Roads Association wanted the Com
missinners to arrange to havo the
preliminry work, such ns the sur
veys, etc., done while the bond issue
was being floated, but this tho Com-.
missioners would not agree to.
From the Langlois Leader:
O. P. Haagenson started his plan
er Monday and he will have his
molding mill running the first of
Miss Ester Bcmcnt of Doninnrk,
who has been visiting Mr. and Mrs.
James White of langlois for a Tew
days, departed for Bandon Monday.
In discussing tho possible candi
dates for tho coming election we
find that E. B. Sypher, who once
filled tho office of county commission
er, is urged to announce himself for
this office the coming election.
J. Bowman and W. M. Mathny
have purchased the blacksmith shop
of C. E. Sparrcton and wijl take

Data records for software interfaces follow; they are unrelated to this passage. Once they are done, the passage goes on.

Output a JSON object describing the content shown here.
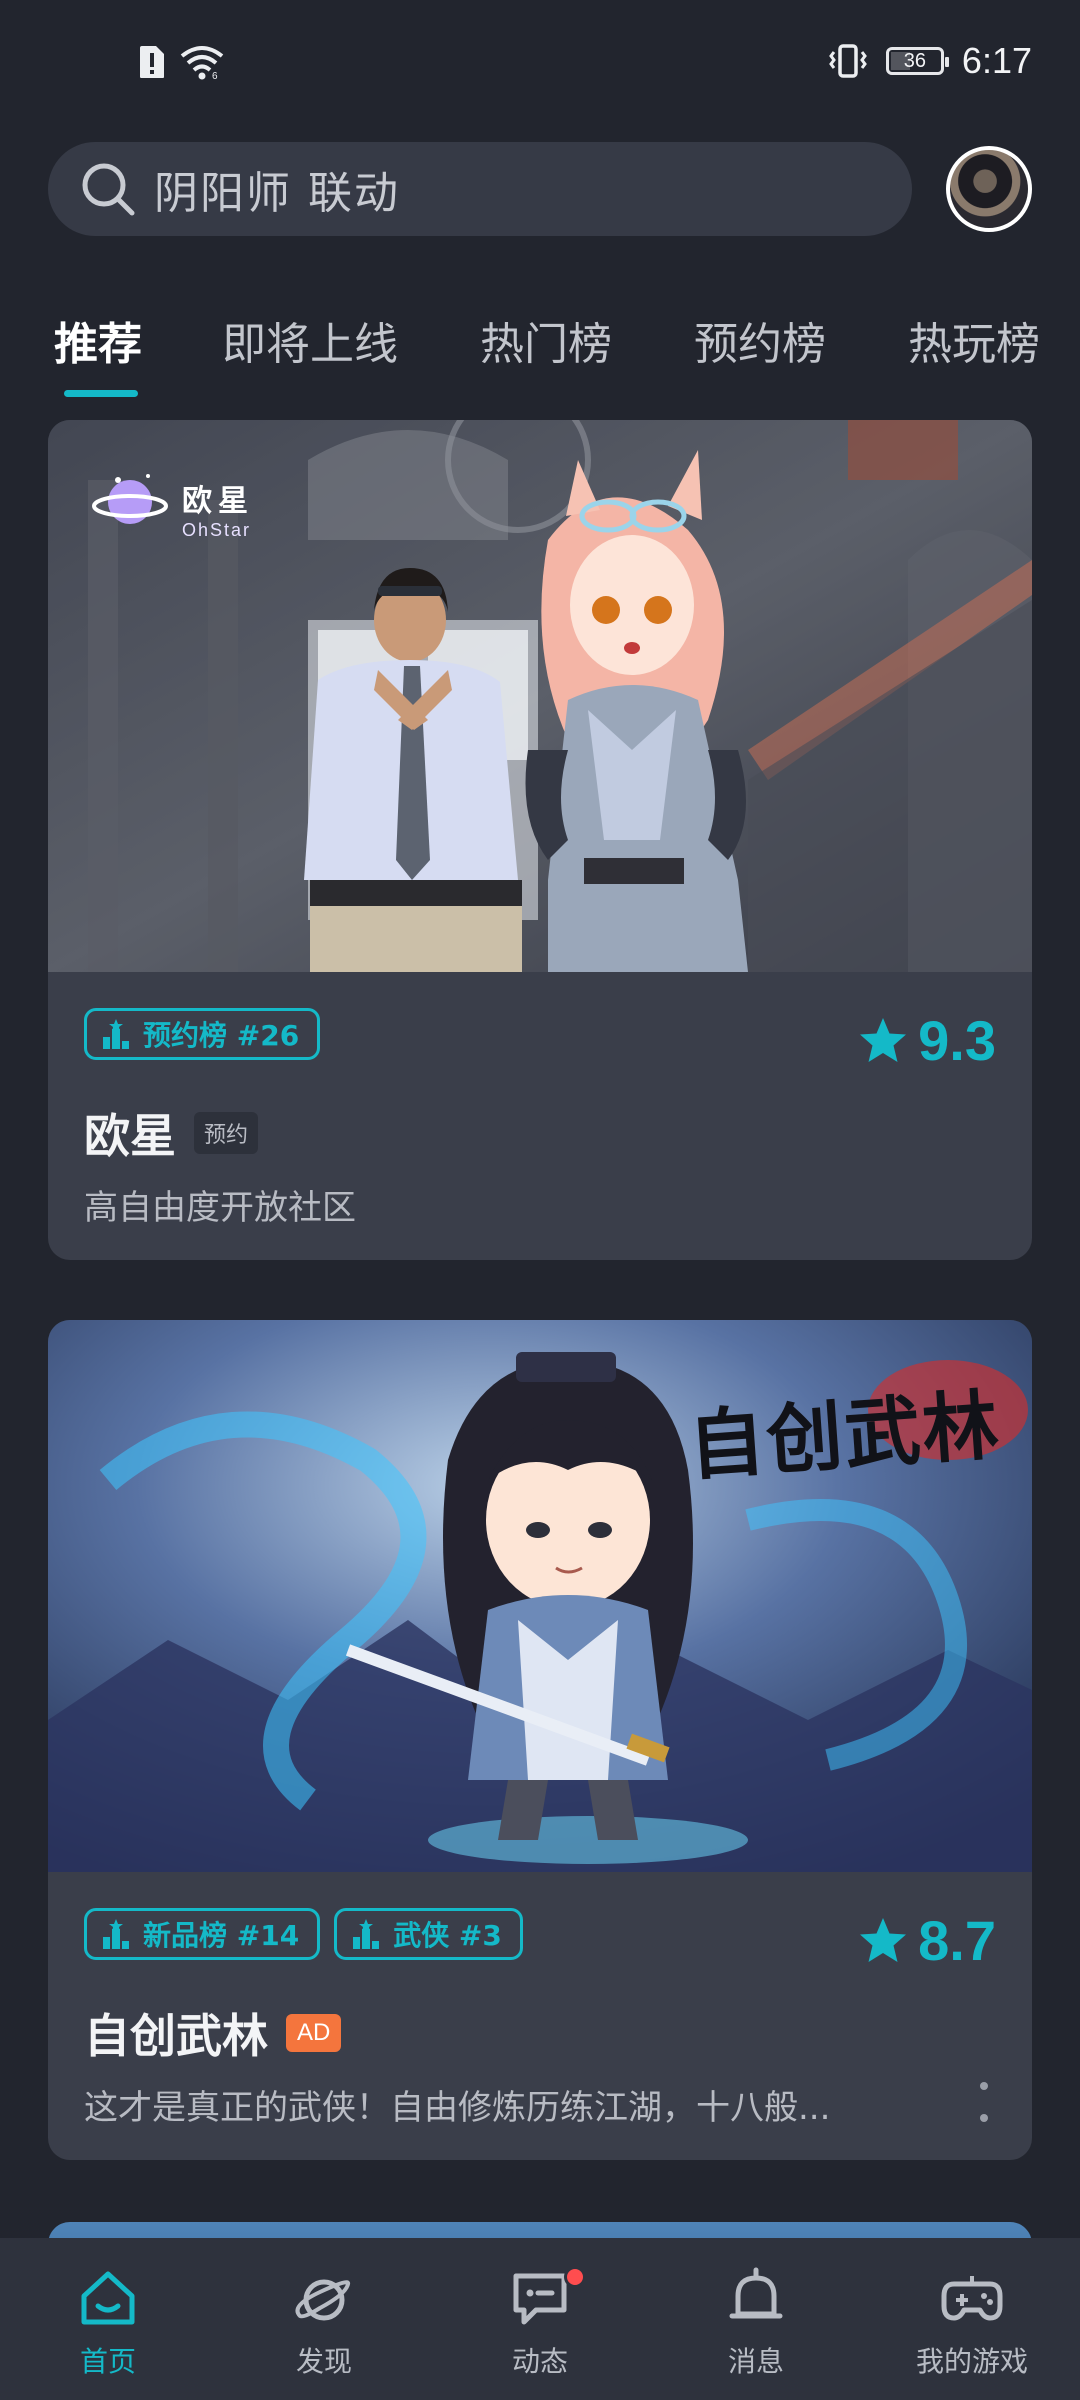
{
  "status_bar": {
    "time": "6:17",
    "battery_level": "36",
    "left_icons": [
      "sim-alert-icon",
      "wifi-icon"
    ],
    "right_icons": [
      "vibrate-icon",
      "battery-icon"
    ]
  },
  "search": {
    "text": "阴阳师 联动",
    "icon": "search-icon"
  },
  "tabs": [
    {
      "label": "推荐",
      "active": true
    },
    {
      "label": "即将上线"
    },
    {
      "label": "热门榜"
    },
    {
      "label": "预约榜"
    },
    {
      "label": "热玩榜"
    }
  ],
  "cards": [
    {
      "banner_logo": {
        "name": "欧星",
        "subtitle": "OhStar"
      },
      "tags": [
        "预约榜 #26"
      ],
      "rating": "9.3",
      "title": "欧星",
      "badge": "预约",
      "description": "高自由度开放社区"
    },
    {
      "banner_logo": {
        "name": "自创武林"
      },
      "tags": [
        "新品榜 #14",
        "武侠 #3"
      ],
      "rating": "8.7",
      "title": "自创武林",
      "badge": "AD",
      "description": "这才是真正的武侠！自由修炼历练江湖，十八般..."
    }
  ],
  "bottom_nav": [
    {
      "label": "首页",
      "icon": "home-icon",
      "active": true
    },
    {
      "label": "发现",
      "icon": "discover-planet-icon"
    },
    {
      "label": "动态",
      "icon": "chat-bubble-icon",
      "has_notification": true
    },
    {
      "label": "消息",
      "icon": "bell-icon"
    },
    {
      "label": "我的游戏",
      "icon": "gamepad-icon"
    }
  ],
  "colors": {
    "background": "#22252e",
    "card": "#3a3e4a",
    "accent": "#14b9c8",
    "ad_badge": "#f4753d",
    "notification_dot": "#ff4d4f"
  }
}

possession Monday. Mr. Bowman is
an export horse-shoer nlfd a first
Al. Guerin of Floras Creek, who
mado a forced ride to Roseburg and
was just in timo to jump the train
for Snlem to file a water right on a
spring, returned home Tuesday look
ing none the worse from the hard
Jim McAdnms, who has been in
Alaska, attended Masonic lodge at
Langlois last Saturday, and dis
played a fine 'sample of quartz from
one of his claims. Jim says it is
tho placo for the young man with en
ergy. E. B. Thrift of Langlois returned
Monday from California, whero ho
went to visit his parents, Mr. and
Mrs. A. II. Thrift of San Jose, and
attend to business. In speaking of
the trip Mr. Thrift says tho storm
they ran into was tcrrifllc, but tho
Fifield rode tho waves like a duck,